(Interface dataset entries)
'''

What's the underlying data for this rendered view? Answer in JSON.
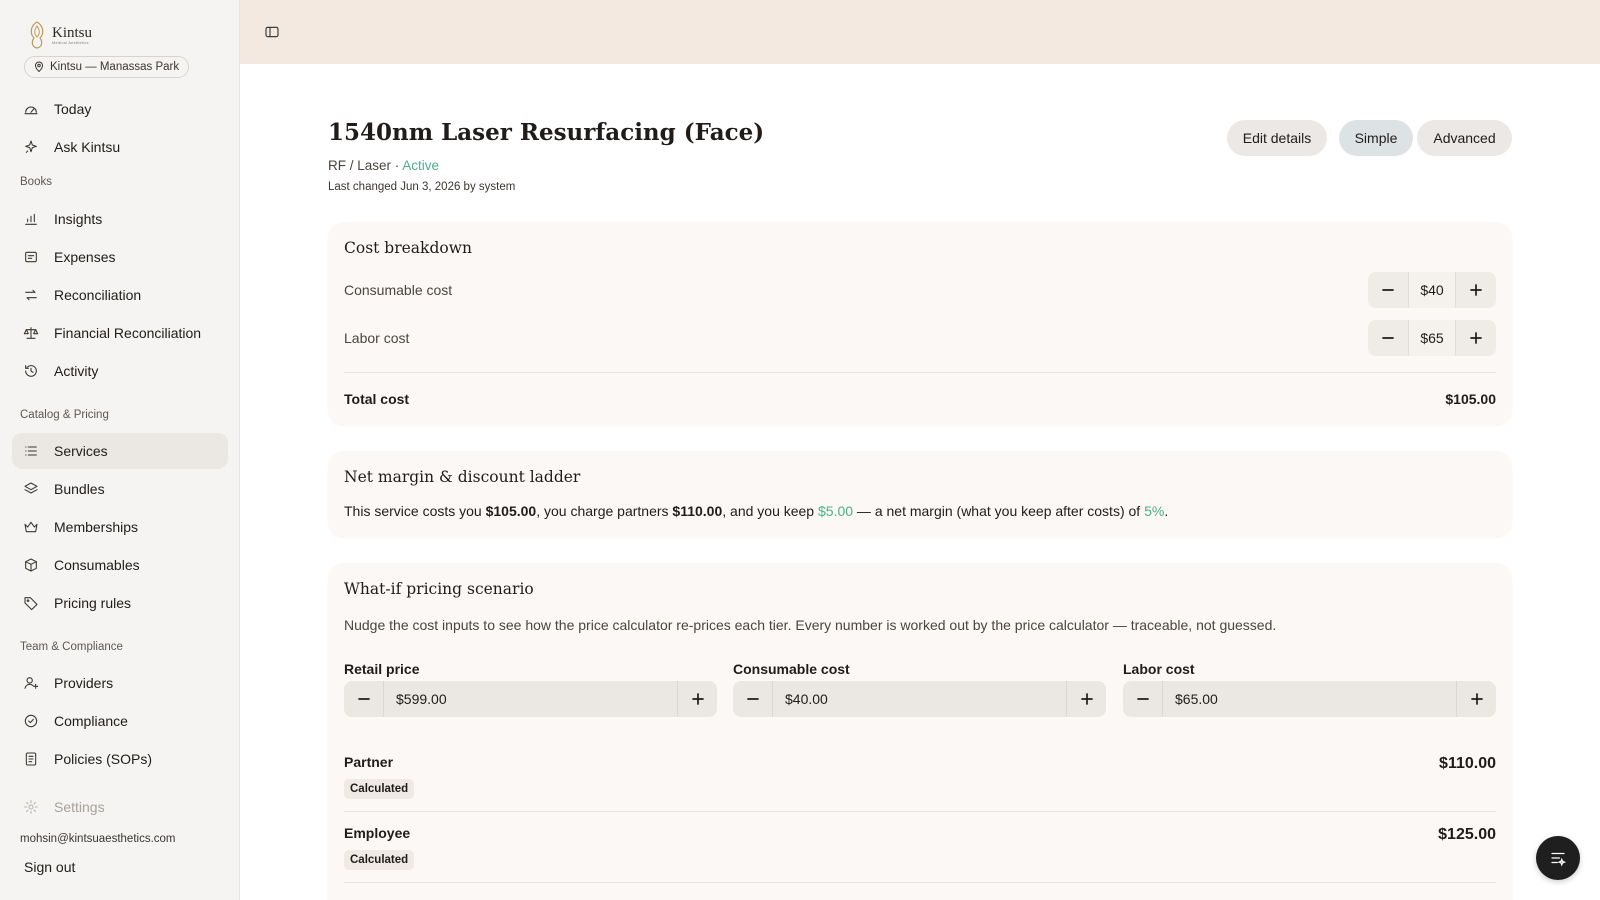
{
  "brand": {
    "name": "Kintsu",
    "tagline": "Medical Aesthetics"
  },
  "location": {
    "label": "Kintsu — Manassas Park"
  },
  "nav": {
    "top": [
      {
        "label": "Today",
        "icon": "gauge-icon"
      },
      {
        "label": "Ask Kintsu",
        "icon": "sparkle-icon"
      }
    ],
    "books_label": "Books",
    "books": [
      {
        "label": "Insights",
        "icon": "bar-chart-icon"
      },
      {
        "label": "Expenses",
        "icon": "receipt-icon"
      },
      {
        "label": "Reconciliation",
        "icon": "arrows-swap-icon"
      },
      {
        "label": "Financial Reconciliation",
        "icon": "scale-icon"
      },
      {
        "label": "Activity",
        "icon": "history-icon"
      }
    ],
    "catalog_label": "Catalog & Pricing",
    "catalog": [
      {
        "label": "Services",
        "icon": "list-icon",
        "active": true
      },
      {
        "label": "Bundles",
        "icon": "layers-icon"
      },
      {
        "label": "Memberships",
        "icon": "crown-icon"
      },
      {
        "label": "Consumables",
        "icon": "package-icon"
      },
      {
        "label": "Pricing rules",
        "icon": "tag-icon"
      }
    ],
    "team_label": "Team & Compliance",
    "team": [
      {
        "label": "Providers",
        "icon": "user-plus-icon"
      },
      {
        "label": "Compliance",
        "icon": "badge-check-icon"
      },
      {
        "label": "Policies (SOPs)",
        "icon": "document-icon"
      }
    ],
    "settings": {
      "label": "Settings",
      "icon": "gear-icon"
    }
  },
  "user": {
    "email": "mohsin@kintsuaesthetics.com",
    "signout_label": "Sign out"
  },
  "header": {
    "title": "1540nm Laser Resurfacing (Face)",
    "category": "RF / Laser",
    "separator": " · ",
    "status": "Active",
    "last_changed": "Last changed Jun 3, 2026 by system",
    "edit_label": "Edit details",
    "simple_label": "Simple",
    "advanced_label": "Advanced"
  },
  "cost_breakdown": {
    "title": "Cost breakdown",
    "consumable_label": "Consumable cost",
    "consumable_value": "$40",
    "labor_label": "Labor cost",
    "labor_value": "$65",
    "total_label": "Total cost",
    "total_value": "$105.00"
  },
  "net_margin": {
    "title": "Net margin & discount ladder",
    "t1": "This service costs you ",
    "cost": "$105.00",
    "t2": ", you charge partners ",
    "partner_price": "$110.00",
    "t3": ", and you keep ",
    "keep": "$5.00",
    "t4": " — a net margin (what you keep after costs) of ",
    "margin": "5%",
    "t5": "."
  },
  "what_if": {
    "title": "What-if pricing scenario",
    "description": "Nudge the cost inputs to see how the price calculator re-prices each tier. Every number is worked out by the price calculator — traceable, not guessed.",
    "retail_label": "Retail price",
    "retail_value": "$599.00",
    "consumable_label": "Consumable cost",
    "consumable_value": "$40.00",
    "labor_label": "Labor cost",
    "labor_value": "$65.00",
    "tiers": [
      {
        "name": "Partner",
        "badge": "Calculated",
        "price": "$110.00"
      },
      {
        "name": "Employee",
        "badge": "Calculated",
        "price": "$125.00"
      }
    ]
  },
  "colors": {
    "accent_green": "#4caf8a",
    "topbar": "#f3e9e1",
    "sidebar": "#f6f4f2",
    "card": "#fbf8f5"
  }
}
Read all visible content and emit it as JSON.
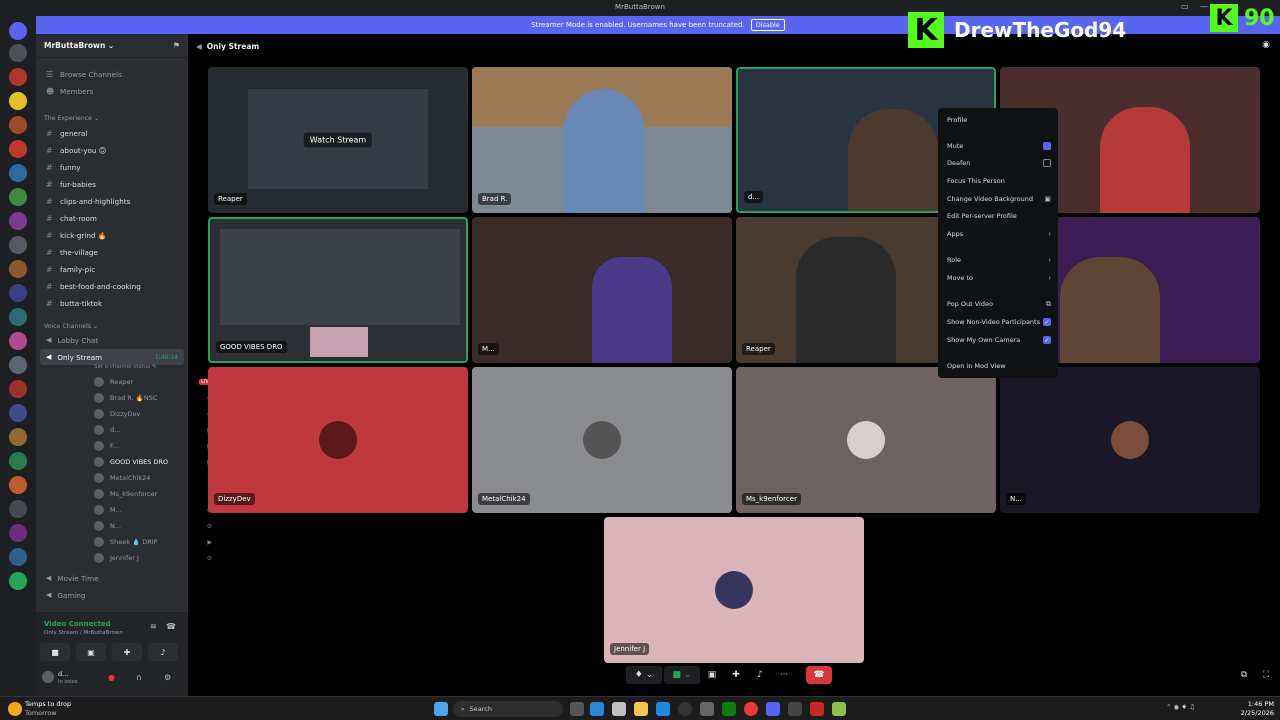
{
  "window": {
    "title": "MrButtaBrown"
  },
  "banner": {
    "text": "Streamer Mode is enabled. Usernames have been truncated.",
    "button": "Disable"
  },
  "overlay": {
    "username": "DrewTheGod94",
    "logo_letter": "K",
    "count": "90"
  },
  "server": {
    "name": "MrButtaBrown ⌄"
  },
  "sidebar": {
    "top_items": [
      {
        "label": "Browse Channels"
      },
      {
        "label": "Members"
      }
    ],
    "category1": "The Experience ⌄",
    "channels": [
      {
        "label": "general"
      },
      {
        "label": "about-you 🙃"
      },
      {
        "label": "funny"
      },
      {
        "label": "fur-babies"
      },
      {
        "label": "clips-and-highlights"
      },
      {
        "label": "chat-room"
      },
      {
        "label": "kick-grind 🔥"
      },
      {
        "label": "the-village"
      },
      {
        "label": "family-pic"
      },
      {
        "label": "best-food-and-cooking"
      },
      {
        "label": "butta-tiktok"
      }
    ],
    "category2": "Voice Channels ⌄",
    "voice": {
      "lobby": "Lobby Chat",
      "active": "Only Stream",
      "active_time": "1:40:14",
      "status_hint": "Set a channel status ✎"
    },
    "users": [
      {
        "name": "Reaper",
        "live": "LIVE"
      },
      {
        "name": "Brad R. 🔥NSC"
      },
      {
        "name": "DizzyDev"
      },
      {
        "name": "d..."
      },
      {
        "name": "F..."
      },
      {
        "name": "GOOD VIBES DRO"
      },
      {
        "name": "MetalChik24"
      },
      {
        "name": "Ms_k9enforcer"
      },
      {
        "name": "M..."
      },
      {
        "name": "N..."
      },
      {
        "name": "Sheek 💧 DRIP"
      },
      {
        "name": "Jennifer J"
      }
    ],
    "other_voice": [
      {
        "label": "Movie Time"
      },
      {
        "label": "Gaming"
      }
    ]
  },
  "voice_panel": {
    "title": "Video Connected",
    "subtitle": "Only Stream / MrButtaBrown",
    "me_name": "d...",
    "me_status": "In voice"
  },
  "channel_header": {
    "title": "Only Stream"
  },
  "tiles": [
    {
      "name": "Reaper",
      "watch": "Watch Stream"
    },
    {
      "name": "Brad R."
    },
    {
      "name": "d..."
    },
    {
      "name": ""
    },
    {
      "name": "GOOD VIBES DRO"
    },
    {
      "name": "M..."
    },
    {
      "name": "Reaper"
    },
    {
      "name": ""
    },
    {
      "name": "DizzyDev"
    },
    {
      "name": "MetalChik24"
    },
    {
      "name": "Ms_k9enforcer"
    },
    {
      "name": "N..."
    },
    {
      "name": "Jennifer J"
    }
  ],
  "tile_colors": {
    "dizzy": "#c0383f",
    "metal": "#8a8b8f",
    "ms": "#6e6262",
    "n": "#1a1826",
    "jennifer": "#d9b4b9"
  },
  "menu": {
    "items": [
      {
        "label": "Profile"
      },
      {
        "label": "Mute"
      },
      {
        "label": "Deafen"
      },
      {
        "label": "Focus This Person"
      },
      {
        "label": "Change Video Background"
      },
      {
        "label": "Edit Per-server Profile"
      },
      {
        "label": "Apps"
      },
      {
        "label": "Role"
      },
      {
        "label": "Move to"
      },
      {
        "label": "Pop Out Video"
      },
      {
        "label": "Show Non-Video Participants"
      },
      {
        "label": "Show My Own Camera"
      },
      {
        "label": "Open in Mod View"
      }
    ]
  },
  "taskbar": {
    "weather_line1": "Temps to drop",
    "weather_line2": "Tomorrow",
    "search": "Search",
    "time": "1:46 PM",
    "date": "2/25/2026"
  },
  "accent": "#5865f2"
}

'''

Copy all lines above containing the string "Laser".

**Worked solution**
    "title": "1540nm Laser Resurfacing (Face)",
    "category": "RF / Laser",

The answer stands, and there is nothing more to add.